I’m about to embark on a three-week road trip working with teams of faciliators to share experiences and develop skills. I now hesitate to call it training especially after reading Harold Jarche’s post – Training Evaluation: a mug’s game. Harold links to this spendidly fierce post by Dan Pontefract a pushback to something called the Kirkpatrick Four Levels™ Evaluation Model.
Anything to do with learning that bears a ™ tends to put me in a critical frame of mind for starters. I find it hard to associate the joy of learning with intellectual property chastity belts. And to be honest I find the presence of ™ correlates fairly positively with banality.
Echoing Dan, I feel rather miserable reading statements like this:
any successful initiative starts with a clear definition of the desired outcomes.
It’s management speak and it’s a wild overclaim for a world of complexity and the unexpected.
Both Dan and Harold argue for a far more social way of understanding how learning happens in organisations.
I can understand why management feels pressure to prove some return on investment, but this is a game with unintended consequences. The pressure is on participants to establish they have been “good” learners by affecting to have taken delivery of profound “outcomes” whether they have or haven’t. It puts learners in a childlike position vis-a-vis the training which results in either good boy (thank you, mummy, for that valuable lesson) or bad boy (delete your own expletive) behaviour in response. We end up in the same world as that I talk about in this post on commitment ceremonies.
Learning is not a FedEx package that you sign for at the door.

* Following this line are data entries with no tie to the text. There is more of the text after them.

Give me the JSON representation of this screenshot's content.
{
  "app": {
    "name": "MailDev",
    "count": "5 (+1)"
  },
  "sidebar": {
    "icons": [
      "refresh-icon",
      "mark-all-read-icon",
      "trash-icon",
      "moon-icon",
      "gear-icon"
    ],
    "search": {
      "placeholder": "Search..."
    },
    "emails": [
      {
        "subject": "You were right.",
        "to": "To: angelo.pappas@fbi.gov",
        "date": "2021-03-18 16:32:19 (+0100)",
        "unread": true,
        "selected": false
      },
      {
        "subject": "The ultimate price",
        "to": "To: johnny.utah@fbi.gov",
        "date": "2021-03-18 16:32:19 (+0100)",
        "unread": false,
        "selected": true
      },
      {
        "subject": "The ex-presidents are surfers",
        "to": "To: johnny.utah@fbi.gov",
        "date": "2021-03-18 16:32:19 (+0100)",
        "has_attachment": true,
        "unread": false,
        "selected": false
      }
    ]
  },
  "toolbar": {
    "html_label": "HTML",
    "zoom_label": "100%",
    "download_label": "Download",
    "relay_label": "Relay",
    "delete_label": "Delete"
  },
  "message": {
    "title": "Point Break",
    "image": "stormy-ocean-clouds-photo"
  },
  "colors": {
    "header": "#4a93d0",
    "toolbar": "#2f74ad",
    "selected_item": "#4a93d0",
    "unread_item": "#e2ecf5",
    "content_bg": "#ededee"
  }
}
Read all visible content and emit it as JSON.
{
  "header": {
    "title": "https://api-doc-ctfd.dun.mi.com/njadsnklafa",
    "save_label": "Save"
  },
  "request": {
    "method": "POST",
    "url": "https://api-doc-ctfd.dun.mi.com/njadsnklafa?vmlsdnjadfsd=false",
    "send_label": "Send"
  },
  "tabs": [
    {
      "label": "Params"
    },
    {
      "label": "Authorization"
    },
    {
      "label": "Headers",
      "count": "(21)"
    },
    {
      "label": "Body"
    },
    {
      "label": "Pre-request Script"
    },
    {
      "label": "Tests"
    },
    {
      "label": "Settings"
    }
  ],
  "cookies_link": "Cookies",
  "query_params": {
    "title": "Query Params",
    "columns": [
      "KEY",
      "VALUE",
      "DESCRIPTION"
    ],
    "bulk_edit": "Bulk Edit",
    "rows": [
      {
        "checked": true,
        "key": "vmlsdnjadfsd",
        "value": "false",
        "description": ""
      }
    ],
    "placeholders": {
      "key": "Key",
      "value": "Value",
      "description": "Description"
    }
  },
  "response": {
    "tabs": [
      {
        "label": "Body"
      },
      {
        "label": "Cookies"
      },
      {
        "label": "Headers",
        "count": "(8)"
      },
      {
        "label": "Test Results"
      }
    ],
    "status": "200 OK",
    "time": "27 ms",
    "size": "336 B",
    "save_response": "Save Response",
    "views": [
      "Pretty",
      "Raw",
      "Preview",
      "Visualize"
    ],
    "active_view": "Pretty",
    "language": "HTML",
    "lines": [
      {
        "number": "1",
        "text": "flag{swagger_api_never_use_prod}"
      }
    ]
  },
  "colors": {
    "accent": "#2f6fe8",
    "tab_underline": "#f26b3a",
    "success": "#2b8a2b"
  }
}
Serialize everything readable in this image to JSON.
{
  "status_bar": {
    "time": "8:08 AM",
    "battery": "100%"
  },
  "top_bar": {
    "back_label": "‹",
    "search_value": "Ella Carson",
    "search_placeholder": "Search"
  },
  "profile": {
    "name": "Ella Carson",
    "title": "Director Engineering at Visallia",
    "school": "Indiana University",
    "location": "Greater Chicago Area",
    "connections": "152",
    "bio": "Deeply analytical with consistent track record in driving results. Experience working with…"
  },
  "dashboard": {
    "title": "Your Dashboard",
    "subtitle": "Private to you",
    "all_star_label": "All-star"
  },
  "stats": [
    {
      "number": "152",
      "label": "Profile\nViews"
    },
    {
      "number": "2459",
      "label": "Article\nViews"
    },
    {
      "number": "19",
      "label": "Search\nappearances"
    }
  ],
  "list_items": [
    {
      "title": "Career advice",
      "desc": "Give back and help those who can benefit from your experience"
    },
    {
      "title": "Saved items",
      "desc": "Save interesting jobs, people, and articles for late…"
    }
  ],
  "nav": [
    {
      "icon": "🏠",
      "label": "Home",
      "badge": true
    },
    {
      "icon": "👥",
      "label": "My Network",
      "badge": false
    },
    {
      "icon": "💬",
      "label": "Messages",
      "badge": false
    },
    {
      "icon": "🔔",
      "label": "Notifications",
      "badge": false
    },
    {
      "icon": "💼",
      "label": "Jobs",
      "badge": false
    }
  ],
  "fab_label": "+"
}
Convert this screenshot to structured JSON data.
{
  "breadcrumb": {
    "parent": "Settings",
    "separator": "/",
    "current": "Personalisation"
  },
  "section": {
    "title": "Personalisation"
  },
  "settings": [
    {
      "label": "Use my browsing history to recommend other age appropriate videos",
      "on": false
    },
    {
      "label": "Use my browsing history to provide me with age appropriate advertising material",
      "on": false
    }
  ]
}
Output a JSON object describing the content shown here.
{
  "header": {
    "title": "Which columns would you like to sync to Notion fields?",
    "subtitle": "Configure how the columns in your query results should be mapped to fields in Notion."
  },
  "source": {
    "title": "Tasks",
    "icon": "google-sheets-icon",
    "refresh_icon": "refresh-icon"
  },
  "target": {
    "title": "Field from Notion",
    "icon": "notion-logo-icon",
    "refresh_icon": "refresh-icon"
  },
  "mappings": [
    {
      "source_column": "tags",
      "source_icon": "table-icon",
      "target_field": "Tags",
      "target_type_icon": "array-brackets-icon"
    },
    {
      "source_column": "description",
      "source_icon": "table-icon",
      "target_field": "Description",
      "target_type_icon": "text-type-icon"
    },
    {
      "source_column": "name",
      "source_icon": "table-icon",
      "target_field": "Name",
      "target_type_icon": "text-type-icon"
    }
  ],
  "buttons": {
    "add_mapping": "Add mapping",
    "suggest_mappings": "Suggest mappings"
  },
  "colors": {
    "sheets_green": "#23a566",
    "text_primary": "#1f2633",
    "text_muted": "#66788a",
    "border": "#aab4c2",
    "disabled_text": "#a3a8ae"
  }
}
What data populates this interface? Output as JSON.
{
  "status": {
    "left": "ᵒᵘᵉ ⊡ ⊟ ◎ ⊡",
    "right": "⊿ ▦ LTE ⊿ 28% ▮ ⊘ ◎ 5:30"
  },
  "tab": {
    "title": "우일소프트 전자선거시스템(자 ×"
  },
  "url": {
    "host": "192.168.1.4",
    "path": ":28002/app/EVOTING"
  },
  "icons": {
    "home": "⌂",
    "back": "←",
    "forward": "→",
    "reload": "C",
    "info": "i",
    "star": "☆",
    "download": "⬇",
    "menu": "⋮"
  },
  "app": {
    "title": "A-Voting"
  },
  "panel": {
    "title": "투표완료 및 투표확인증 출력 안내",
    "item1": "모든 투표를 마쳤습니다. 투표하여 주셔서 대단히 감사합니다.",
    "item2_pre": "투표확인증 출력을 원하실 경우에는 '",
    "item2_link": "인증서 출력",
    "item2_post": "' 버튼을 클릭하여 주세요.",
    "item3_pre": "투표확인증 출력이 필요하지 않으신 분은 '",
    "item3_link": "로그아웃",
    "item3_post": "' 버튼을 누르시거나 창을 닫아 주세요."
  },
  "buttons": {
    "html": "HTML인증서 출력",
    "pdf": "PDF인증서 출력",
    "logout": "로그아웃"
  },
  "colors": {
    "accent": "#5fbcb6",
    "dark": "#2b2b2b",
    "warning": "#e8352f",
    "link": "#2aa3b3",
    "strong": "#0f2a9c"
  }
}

Learning happens on its own schedule. We often realise the significance of events long after their original impact, and may actually continue to revise what we think the lesson is as our lives unfold.
I can see that for some training you might well want to set practical tests and evaluations. But for soft skills, I would put much more emphasis on supporting peer-to-peer sharing and support. Reducing things to models may comfort management that it’s doing something but easily gets in the way of people’s intrinsic desire to learn and to socialise.